Mick Taylor is back.
You may not recognise the name, but it’s hard to forget the maniacal grin of the gruff outback killer who tore tourists to shreds in the cult Australian horror film Wolf Creek.
Following a tidal wave of others before it, Wolf Creek has been re-spun for the small screen by streaming service Stan.
The show’s stars were cautious about signing onto something that could go horribly wrong.
“I wasn’t convinced when Greg [McLean, the show’s director] rang me,” says John Jarratt, the man behind the murderer.
“I couldn’t see it working. But I saw the script and that was it,” he tells The New Daily.
Jarratt points out that while the show is a slower burn being a six-part series, horror-heads still get their first feed in the opening minutes, with the brutal murder of an American family on a caravan holiday in the Northern Territory.
Holed up in her room listening to music, moody teenager Eve (played by rising Australian star Lucy Fry) is spared from the same fate as her parents and little brother, who are ruthlessly executed by an eerily jovial Taylor.
The decision to give talented athlete Eve a prescription drug addiction brings new depth to the typical slasher movie victim, something evidenced early on when she decides to take the hunt for Taylor into her own hands.

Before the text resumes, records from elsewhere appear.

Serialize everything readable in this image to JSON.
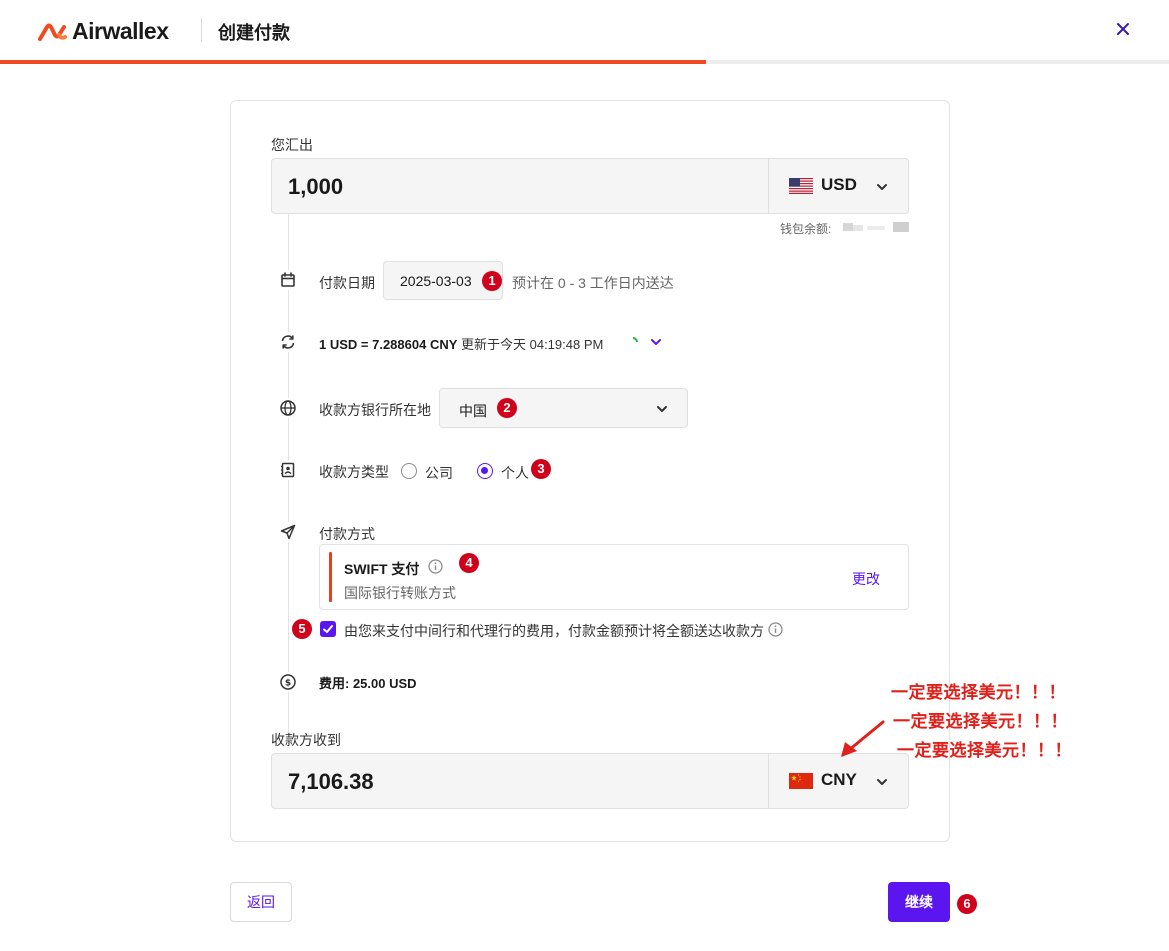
{
  "header": {
    "logo_text": "Airwallex",
    "title": "创建付款",
    "progress_fraction": 0.604
  },
  "send": {
    "label": "您汇出",
    "amount": "1,000",
    "currency": "USD",
    "flag_icon": "us-flag-icon",
    "balance_label": "钱包余额:"
  },
  "payment_date": {
    "label": "付款日期",
    "value": "2025-03-03",
    "hint": "预计在 0 - 3 工作日内送达"
  },
  "rate": {
    "rate_bold": "1 USD = 7.288604 CNY",
    "updated_text": " 更新于今天 04:19:48 PM"
  },
  "bank_location": {
    "label": "收款方银行所在地",
    "value": "中国"
  },
  "recipient_type": {
    "label": "收款方类型",
    "options": [
      "公司",
      "个人"
    ],
    "selected": "个人"
  },
  "payment_method": {
    "label": "付款方式",
    "title": "SWIFT 支付",
    "subtitle": "国际银行转账方式",
    "change_label": "更改"
  },
  "fee_option": {
    "checked": true,
    "label": "由您来支付中间行和代理行的费用，付款金额预计将全额送达收款方"
  },
  "fee": {
    "text": "费用: 25.00 USD"
  },
  "receive": {
    "label": "收款方收到",
    "amount": "7,106.38",
    "currency": "CNY",
    "flag_icon": "cn-flag-icon"
  },
  "footer": {
    "back_label": "返回",
    "next_label": "继续"
  },
  "annotations": {
    "badges": [
      "1",
      "2",
      "3",
      "4",
      "5",
      "6"
    ],
    "notes": [
      "一定要选择美元！！！",
      "一定要选择美元！！！",
      "一定要选择美元！！！"
    ],
    "color": "#e0201a"
  },
  "colors": {
    "brand_orange": "#f04a23",
    "accent_purple": "#5b16f0",
    "badge_red": "#d0021b"
  }
}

It’s lucky that Fry (who’s fresh off miniseries 11.22.63 alongside James Franco) enjoys screaming.
“I actually love it – it’s such a release,” Fry says, adding that she was so engrossed in the character during filming that she found herself accidentally referring to Eve in the first person in an interview.
“[The interviewer] thought I’d lost it,” she says.

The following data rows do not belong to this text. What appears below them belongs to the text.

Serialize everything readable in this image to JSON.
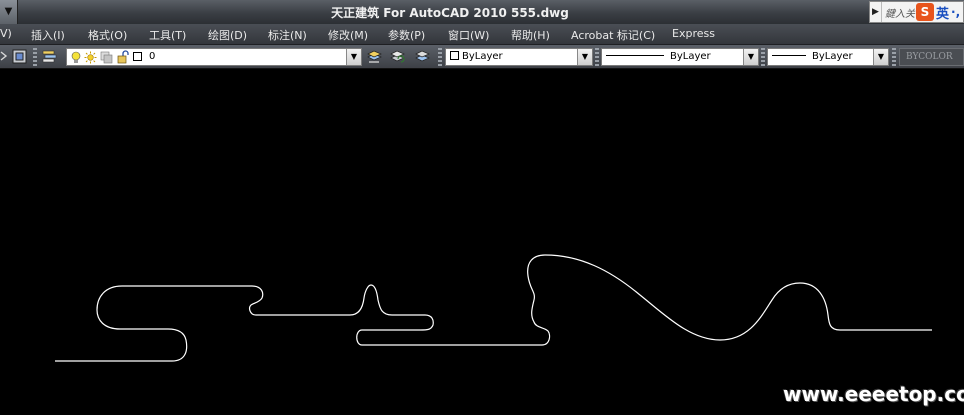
{
  "window": {
    "title": "天正建筑 For AutoCAD 2010     555.dwg",
    "sysmenu_glyph": "▼"
  },
  "ime": {
    "arrow": "▶",
    "input": "鍵入关",
    "logo": "S",
    "lang": "英",
    "punct": "·,"
  },
  "menu": [
    {
      "label": "V)"
    },
    {
      "label": "插入(I)"
    },
    {
      "label": "格式(O)"
    },
    {
      "label": "工具(T)"
    },
    {
      "label": "绘图(D)"
    },
    {
      "label": "标注(N)"
    },
    {
      "label": "修改(M)"
    },
    {
      "label": "参数(P)"
    },
    {
      "label": "窗口(W)"
    },
    {
      "label": "帮助(H)"
    },
    {
      "label": "Acrobat 标记(C)"
    },
    {
      "label": "Express"
    }
  ],
  "toolbar": {
    "layer_value": "0",
    "color_value": "ByLayer",
    "linetype_value": "ByLayer",
    "lineweight_value": "ByLayer",
    "plotstyle_value": "BYCOLOR"
  },
  "watermark": "www.eeeetop.com"
}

And it would be understandable: Eve goes from gun shot victim, to orphan, to vigilante hunter within the show’s opening episode.
As Taylor relentlessly continues his outback killing spree, Eve embarks on a game of cat and mouse – a chase the show’s creators seem intent on extending until the closing episode.
While Eve and her nemesis take up the lion’s share of airtime, a motley supporting cast is divided into those who deserve more, and those who fail to bring much to the table.
Deborah Mailman (The Secret Life of Us, Offspring) is always captivating and should be better utilised, while familiar face Jack Charles gets a similar treatment.
It was always going to be difficult for Wolf Creek the TV series to match the tension of Wolf Creek the film, and unfortunately this isn’t achieved.
But that doesn’t stop the show from being a very watchable option for Stan subscribers chasing their fill of homegrown gore.